== Records provided ==
== Segment start ==

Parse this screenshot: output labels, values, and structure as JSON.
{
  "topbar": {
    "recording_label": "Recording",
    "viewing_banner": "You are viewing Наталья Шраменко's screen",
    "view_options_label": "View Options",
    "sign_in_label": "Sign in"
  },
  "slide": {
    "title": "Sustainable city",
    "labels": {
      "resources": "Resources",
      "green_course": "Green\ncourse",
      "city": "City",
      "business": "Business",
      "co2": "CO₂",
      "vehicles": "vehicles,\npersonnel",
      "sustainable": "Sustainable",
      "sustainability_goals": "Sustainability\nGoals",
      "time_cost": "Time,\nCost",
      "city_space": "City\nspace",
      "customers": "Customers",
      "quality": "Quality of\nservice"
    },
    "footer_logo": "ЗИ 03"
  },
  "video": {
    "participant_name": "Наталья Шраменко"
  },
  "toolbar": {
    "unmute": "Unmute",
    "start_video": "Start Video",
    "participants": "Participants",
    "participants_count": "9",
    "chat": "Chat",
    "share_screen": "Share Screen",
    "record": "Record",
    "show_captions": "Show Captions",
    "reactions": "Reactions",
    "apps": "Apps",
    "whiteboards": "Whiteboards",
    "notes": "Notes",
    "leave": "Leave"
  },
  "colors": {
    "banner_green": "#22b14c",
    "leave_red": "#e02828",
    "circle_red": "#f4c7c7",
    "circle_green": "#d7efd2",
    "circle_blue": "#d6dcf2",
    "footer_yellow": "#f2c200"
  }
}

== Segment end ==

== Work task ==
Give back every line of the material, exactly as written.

== Answer section ==
Parse this screenshot: output labels, values, and structure as JSON.
{
  "topbar": {
    "recording_label": "Recording",
    "viewing_banner": "You are viewing Наталья Шраменко's screen",
    "view_options_label": "View Options",
    "sign_in_label": "Sign in"
  },
  "slide": {
    "title": "Sustainable city",
    "labels": {
      "resources": "Resources",
      "green_course": "Green\ncourse",
      "city": "City",
      "business": "Business",
      "co2": "CO₂",
      "vehicles": "vehicles,\npersonnel",
      "sustainable": "Sustainable",
      "sustainability_goals": "Sustainability\nGoals",
      "time_cost": "Time,\nCost",
      "city_space": "City\nspace",
      "customers": "Customers",
      "quality": "Quality of\nservice"
    },
    "footer_logo": "ЗИ 03"
  },
  "video": {
    "participant_name": "Наталья Шраменко"
  },
  "toolbar": {
    "unmute": "Unmute",
    "start_video": "Start Video",
    "participants": "Participants",
    "participants_count": "9",
    "chat": "Chat",
    "share_screen": "Share Screen",
    "record": "Record",
    "show_captions": "Show Captions",
    "reactions": "Reactions",
    "apps": "Apps",
    "whiteboards": "Whiteboards",
    "notes": "Notes",
    "leave": "Leave"
  },
  "colors": {
    "banner_green": "#22b14c",
    "leave_red": "#e02828",
    "circle_red": "#f4c7c7",
    "circle_green": "#d7efd2",
    "circle_blue": "#d6dcf2",
    "footer_yellow": "#f2c200"
  }
}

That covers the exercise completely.